When it comes to helping other people, “it doesn’t really matter how old you are,” said Peyton, 11.by: SUBMITTED PHOTO - Peyton Holstein, 11, put together a campaign to give 45 backpacks to Clackamas County foster children.

She led the 14-day fundraiser last month, collecting almost $3,000 worth of school supplies.

The summer after third grade, Peyton discovered the program, conducted through the state Department of Human Services. Her older brother was participating, putting together one backpack, and she helped.

She said she loves to do community service because it makes her feel good.

“I thought that I should get the word out and say (to other people): ‘Why don’t you do this too,’ so you can feel that too,” Peyton said.

During the summer after fourth grade, she ran a lemonade stand to support her project. This fall, Peyton used her proceeds to build seven backpacks. It costs about $75 per backpack. Supplies include spiral notebooks, crayons and markers.

A few weeks after that successful endeavor, Peyton asked Westridge Principal Scott Lane if she could run a school-wide campaign to create even more backpacks. Peyton, her mother by her side, presented the idea to Lane with a PowerPoint presentation. She won him over.

Peyton and her fellow students staffed a table in the school lobby before the morning bell from Feb. 14 to 28 to provide information on the project and to accept donations of school supplies or dollars.

Peyton has a history of giving.

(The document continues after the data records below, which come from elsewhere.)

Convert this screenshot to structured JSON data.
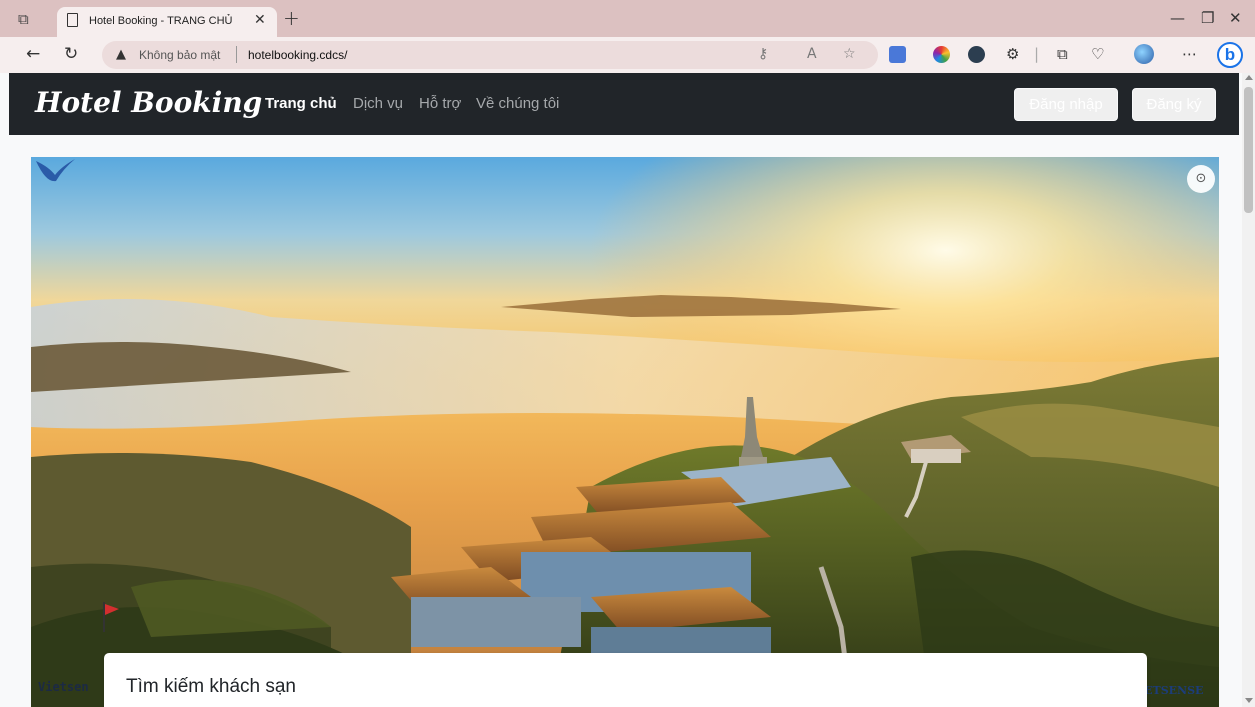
{
  "browser": {
    "tab_title": "Hotel Booking - TRANG CHỦ",
    "insecure_label": "Không bảo mật",
    "url": "hotelbooking.cdcs/"
  },
  "site": {
    "brand": "Hotel Booking",
    "nav": [
      {
        "label": "Trang chủ",
        "active": true
      },
      {
        "label": "Dịch vụ",
        "active": false
      },
      {
        "label": "Hỗ trợ",
        "active": false
      },
      {
        "label": "Về chúng tôi",
        "active": false
      }
    ],
    "login_label": "Đăng nhập",
    "register_label": "Đăng ký"
  },
  "hero": {
    "watermark_left": "Vietsen",
    "watermark_right": "IETSENSE"
  },
  "search": {
    "title": "Tìm kiếm khách sạn"
  },
  "colors": {
    "navbar": "#212529",
    "tabbar": "#dcc1c1"
  }
}
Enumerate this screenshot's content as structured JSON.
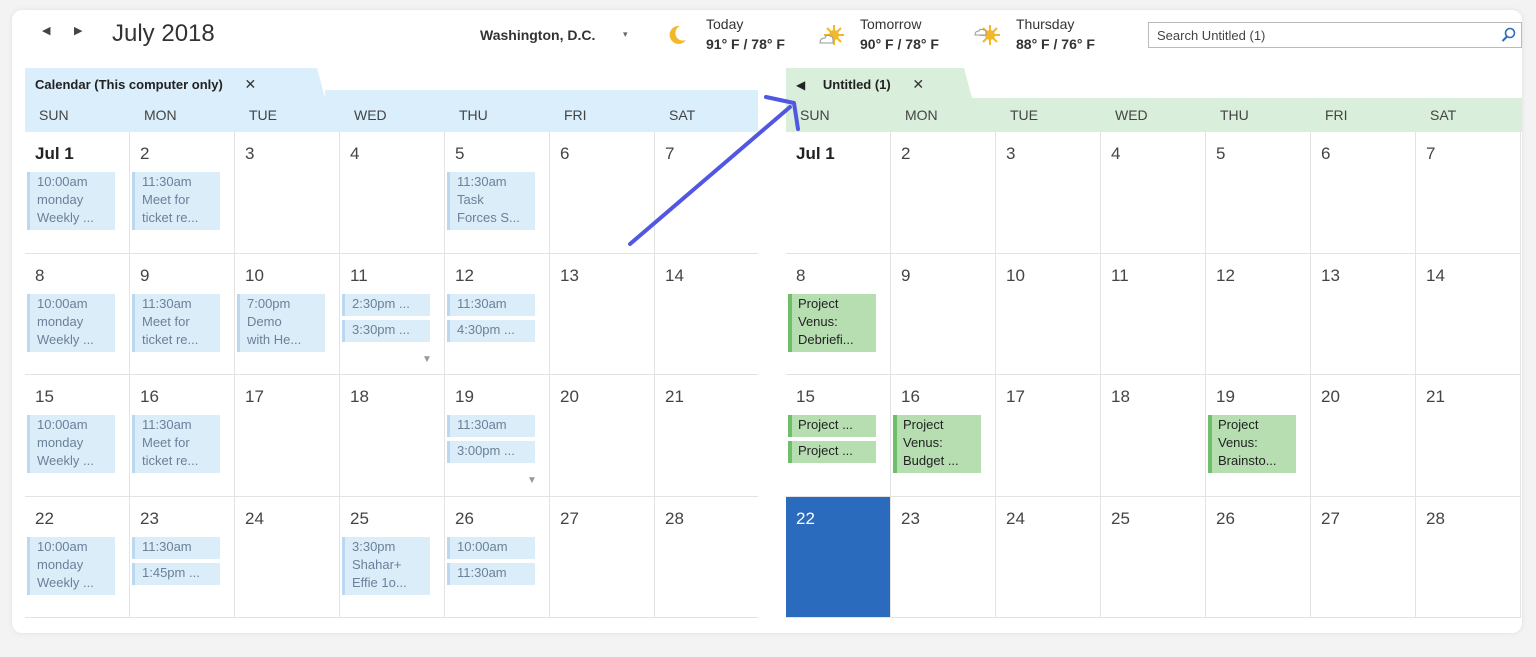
{
  "header": {
    "prev_label": "◀",
    "next_label": "▶",
    "month_title": "July 2018",
    "location": "Washington, D.C.",
    "location_caret": "▾",
    "weather": [
      {
        "day": "Today",
        "temp": "91° F / 78° F",
        "icon": "moon-icon"
      },
      {
        "day": "Tomorrow",
        "temp": "90° F / 78° F",
        "icon": "partly-sunny-icon"
      },
      {
        "day": "Thursday",
        "temp": "88° F / 76° F",
        "icon": "partly-sunny-icon"
      }
    ],
    "search_value": "Search Untitled (1)"
  },
  "left_pane": {
    "tab_label": "Calendar (This computer only)",
    "tab_close": "✕",
    "accent": "#dbeefb"
  },
  "right_pane": {
    "tab_back": "◀",
    "tab_label": "Untitled (1)",
    "tab_close": "✕",
    "accent": "#d9eedb"
  },
  "days_of_week": [
    "SUN",
    "MON",
    "TUE",
    "WED",
    "THU",
    "FRI",
    "SAT"
  ],
  "weeks": [
    [
      "Jul 1",
      "2",
      "3",
      "4",
      "5",
      "6",
      "7"
    ],
    [
      "8",
      "9",
      "10",
      "11",
      "12",
      "13",
      "14"
    ],
    [
      "15",
      "16",
      "17",
      "18",
      "19",
      "20",
      "21"
    ],
    [
      "22",
      "23",
      "24",
      "25",
      "26",
      "27",
      "28"
    ]
  ],
  "left_appointments": [
    {
      "week": 0,
      "day": 0,
      "slots": [
        "10:00am\nmonday\nWeekly ..."
      ]
    },
    {
      "week": 0,
      "day": 1,
      "slots": [
        "11:30am\nMeet for\nticket re..."
      ]
    },
    {
      "week": 0,
      "day": 4,
      "slots": [
        "11:30am\nTask\nForces S..."
      ]
    },
    {
      "week": 1,
      "day": 0,
      "slots": [
        "10:00am\nmonday\nWeekly ..."
      ]
    },
    {
      "week": 1,
      "day": 1,
      "slots": [
        "11:30am\nMeet for\nticket re..."
      ]
    },
    {
      "week": 1,
      "day": 2,
      "slots": [
        "7:00pm\nDemo\nwith He..."
      ]
    },
    {
      "week": 1,
      "day": 3,
      "slots": [
        "2:30pm ...",
        "3:30pm ..."
      ],
      "more": true
    },
    {
      "week": 1,
      "day": 4,
      "slots": [
        "11:30am",
        "4:30pm ..."
      ]
    },
    {
      "week": 2,
      "day": 0,
      "slots": [
        "10:00am\nmonday\nWeekly ..."
      ]
    },
    {
      "week": 2,
      "day": 1,
      "slots": [
        "11:30am\nMeet for\nticket re..."
      ]
    },
    {
      "week": 2,
      "day": 4,
      "slots": [
        "11:30am",
        "3:00pm ..."
      ],
      "more": true
    },
    {
      "week": 3,
      "day": 0,
      "slots": [
        "10:00am\nmonday\nWeekly ..."
      ]
    },
    {
      "week": 3,
      "day": 1,
      "slots": [
        "11:30am",
        "1:45pm ..."
      ]
    },
    {
      "week": 3,
      "day": 3,
      "slots": [
        "3:30pm\nShahar+\nEffie 1o..."
      ]
    },
    {
      "week": 3,
      "day": 4,
      "slots": [
        "10:00am",
        "11:30am"
      ]
    }
  ],
  "right_appointments": [
    {
      "week": 1,
      "day": 0,
      "slots": [
        "Project\nVenus:\nDebriefi..."
      ]
    },
    {
      "week": 2,
      "day": 0,
      "slots": [
        "Project ...",
        "Project ..."
      ]
    },
    {
      "week": 2,
      "day": 1,
      "slots": [
        "Project\nVenus:\nBudget ..."
      ]
    },
    {
      "week": 2,
      "day": 4,
      "slots": [
        "Project\nVenus:\nBrainsto..."
      ]
    }
  ],
  "right_today": {
    "week": 3,
    "day": 0,
    "color": "#2b6bbd"
  },
  "annotation": {
    "color": "#5157e0",
    "icon": "annotation-arrow"
  }
}
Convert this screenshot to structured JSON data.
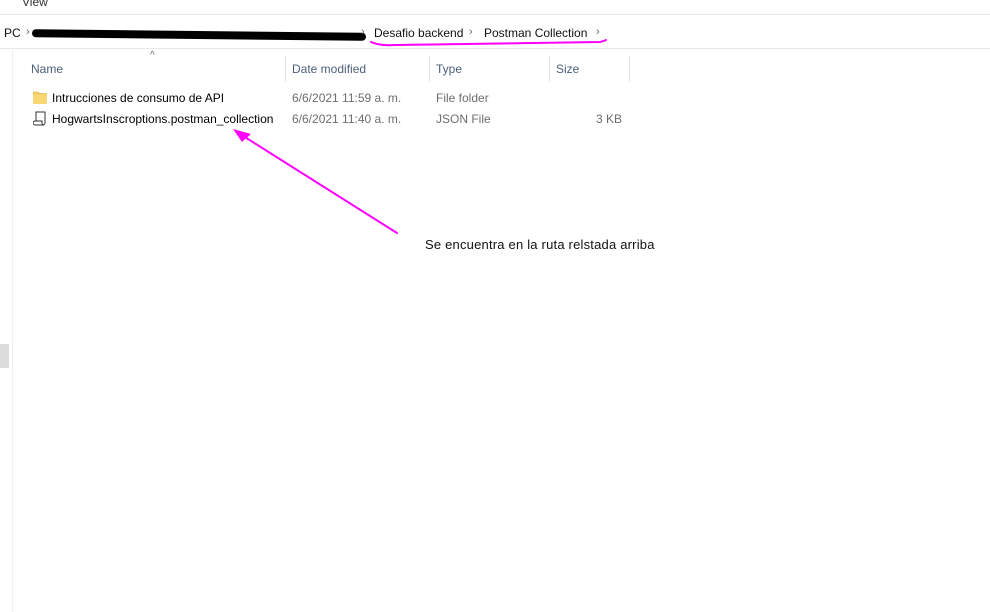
{
  "menu": {
    "view_label": "View"
  },
  "address_bar": {
    "root_label": "PC",
    "crumbs": [
      "Desafio backend",
      "Postman Collection"
    ]
  },
  "columns": {
    "name": "Name",
    "date_modified": "Date modified",
    "type": "Type",
    "size": "Size"
  },
  "files": [
    {
      "name": "Intrucciones de consumo de API",
      "date": "6/6/2021 11:59 a. m.",
      "type": "File folder",
      "size": "",
      "icon": "folder-icon"
    },
    {
      "name": "HogwartsInscroptions.postman_collection",
      "date": "6/6/2021 11:40 a. m.",
      "type": "JSON File",
      "size": "3 KB",
      "icon": "json-file-icon"
    }
  ],
  "annotation": {
    "text": "Se encuentra en la ruta relstada arriba",
    "color": "#ff00ff"
  }
}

She raised $90 for the Providence St. Vincent Medical Center for the cardiovascular unit after her grandfather had open-heart surgery in early 2010. She also was a key part of a family and friends team that gathered $3,000 for the Susan G. Komen Race for the Cure after her mother’s breast cancer diagnosis in 2011.

“I think this shows how one child can make a difference and how important it is as residents to continue to invest in our students,” said Peyton’s mother, Allison Holstein.